*Task requirements*.
Scan the entries below for the string "selection" and copy every line where it turns up.

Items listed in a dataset

- Opening Delimiter -

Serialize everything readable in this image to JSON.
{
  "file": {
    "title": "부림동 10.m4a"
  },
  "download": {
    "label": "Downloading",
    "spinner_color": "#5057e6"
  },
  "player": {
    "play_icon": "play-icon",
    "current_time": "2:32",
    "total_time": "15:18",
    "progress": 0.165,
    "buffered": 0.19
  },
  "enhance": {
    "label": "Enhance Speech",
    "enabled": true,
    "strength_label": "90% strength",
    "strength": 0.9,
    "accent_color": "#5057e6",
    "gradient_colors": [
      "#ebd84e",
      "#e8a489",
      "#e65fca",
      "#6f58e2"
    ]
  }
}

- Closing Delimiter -
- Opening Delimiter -

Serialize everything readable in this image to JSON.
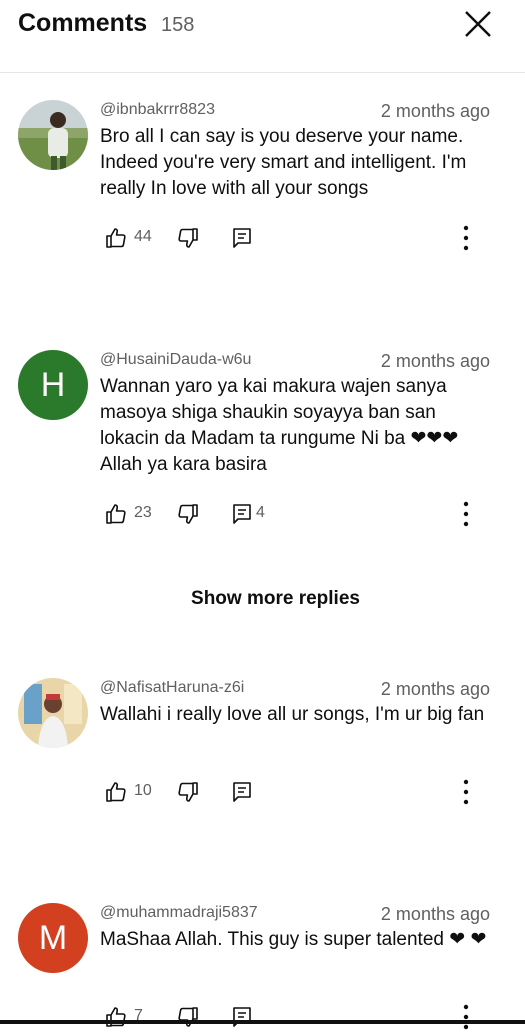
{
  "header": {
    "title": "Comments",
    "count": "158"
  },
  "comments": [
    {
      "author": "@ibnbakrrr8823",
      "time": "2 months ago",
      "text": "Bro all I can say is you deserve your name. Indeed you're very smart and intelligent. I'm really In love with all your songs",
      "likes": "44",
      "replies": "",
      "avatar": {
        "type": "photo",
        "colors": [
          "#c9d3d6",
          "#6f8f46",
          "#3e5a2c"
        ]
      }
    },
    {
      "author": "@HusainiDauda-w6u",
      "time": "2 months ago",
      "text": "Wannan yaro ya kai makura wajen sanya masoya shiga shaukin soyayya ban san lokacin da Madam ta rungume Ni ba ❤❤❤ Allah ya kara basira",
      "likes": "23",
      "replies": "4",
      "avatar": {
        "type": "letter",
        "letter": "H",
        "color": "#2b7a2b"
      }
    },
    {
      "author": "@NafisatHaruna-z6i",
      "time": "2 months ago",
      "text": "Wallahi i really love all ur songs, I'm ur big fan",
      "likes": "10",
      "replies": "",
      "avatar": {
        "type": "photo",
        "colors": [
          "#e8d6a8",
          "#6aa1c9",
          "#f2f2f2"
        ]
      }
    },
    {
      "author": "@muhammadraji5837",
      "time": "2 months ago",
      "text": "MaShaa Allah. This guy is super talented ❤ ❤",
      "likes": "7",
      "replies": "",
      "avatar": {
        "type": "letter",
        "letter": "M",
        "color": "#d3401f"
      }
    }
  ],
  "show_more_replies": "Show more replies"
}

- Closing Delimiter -
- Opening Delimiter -

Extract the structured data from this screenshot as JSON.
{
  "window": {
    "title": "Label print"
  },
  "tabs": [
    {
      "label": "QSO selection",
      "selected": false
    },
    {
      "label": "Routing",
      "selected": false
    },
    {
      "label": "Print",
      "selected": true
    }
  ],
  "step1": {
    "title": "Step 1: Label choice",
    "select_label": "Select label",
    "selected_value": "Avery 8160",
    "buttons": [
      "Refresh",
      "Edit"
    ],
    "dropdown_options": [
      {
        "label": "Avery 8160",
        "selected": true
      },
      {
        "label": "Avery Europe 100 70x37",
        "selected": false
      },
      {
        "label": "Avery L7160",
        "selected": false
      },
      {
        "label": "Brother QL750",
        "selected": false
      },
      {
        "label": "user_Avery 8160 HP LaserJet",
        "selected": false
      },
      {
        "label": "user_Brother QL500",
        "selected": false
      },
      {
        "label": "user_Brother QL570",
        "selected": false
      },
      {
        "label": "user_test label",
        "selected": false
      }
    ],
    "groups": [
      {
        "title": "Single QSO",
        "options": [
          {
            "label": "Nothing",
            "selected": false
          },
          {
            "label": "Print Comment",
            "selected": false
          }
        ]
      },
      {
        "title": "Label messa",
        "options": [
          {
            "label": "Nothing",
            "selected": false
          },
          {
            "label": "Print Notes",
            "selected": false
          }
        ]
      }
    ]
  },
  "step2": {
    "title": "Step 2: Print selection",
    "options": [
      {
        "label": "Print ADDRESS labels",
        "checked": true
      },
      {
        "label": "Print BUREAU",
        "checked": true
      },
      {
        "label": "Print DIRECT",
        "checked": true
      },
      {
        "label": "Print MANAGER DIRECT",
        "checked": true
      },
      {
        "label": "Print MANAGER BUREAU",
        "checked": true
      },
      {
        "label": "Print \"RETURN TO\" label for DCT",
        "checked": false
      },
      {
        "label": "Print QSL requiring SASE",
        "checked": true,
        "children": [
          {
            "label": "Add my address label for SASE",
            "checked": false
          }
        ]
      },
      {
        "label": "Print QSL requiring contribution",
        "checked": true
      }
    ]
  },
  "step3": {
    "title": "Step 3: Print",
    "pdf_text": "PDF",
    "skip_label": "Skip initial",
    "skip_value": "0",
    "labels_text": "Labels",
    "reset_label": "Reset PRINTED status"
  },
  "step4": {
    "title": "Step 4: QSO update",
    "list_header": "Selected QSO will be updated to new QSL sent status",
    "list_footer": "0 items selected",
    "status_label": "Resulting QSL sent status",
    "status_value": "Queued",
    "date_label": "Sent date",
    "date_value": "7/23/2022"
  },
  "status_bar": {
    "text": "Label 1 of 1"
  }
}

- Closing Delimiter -

*Exercise response*.
      "label": "QSO selection",
    "title": "Step 2: Print selection",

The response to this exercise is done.